Barnaby Briggs (Assistant Chief Fire Officer) informed the Committee that the report covered the Covid-19 pandemic. He noted that the incident mentioned in 3.4.2 was an ongoing investigation in another Brigade but there was no suggestion of equipment failure or other fault.
In relation to Warwickshire, the HSE (Health and Safety Executive) and HMICFRS (HM Inspectorate of Constabulary and Fire & Rescue Services) had both been complementary and had praised the WFRS Covid-19 working arrangements. Barnaby Briggs noted that the two RIDDORs (Reporting of Injuries, Diseases and Dangerous Occurrence Regulations) in 8.1 of the report, involved breathing apparatus used in controlled training environments, which is more continuously used than the equipment used in conventional operational settings so faults identified in the training environment help to provide a warning of what might happen in operational settings. Barnaby Briggs praised the work of Occupational Health (who had continued with the face to face and medical special screening, that they are required to do by law, to keep the fire service going) and Health and Safety teams over the past year.
The Chair praised the work of the fire service following the fire in Leamington.
Councillor Kettle raised the issue of trying not to contaminate water courses when trying to put out a fire in high-risk areas, for example the Ettington Recycling Centre fire.
Barnaby Briggs confirmed that the post fire contamination mentioned in the report was smoke absorbed by the fire fighter’s clothes but that contamination from firefighting activities was always a concern.

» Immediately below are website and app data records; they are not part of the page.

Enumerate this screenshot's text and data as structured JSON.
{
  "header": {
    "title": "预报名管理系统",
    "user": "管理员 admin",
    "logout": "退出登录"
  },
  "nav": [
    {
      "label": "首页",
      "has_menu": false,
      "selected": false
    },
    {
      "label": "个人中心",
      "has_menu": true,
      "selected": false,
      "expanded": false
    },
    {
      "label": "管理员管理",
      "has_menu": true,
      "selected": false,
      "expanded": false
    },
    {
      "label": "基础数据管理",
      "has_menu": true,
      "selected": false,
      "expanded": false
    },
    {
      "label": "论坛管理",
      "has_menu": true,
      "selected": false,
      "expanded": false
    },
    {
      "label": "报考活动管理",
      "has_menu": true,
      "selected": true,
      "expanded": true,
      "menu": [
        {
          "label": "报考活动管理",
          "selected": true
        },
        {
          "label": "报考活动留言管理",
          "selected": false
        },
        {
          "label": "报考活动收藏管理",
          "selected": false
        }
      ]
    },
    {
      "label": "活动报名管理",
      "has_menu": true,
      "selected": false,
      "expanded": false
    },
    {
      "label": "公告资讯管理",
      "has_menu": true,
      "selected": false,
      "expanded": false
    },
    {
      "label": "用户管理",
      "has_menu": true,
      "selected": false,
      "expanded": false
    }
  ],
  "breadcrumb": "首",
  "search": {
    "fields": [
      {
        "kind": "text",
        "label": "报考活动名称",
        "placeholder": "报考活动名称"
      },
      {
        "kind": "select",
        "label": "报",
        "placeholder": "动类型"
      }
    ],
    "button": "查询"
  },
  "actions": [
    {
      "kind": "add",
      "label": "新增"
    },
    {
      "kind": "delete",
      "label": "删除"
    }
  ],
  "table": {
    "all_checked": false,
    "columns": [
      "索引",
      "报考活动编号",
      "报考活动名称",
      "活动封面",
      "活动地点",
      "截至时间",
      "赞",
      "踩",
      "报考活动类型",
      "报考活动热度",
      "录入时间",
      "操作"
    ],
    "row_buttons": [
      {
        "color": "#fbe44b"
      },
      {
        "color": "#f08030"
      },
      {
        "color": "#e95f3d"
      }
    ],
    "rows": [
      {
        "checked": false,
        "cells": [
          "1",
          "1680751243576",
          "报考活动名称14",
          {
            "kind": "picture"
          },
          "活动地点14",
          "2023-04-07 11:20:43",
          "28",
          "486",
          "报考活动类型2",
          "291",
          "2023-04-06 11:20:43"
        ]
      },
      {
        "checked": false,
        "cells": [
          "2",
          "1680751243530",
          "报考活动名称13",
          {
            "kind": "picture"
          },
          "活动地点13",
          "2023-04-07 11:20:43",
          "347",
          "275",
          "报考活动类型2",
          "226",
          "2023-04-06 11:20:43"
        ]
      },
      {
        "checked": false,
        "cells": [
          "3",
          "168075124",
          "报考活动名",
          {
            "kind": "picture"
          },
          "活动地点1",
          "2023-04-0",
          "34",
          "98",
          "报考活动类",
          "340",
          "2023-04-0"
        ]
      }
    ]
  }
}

For significant fires (like Ettington), a discussion is normally held with Public Health England (for air contaminants) and the Environment Agency (for water course contaminants) to decide the best course of action.
The Chair noted the complexity of issues that firefighters deal with, especially in difficult locations.
That the Staff and Pensions Committee notes and comments upon the report.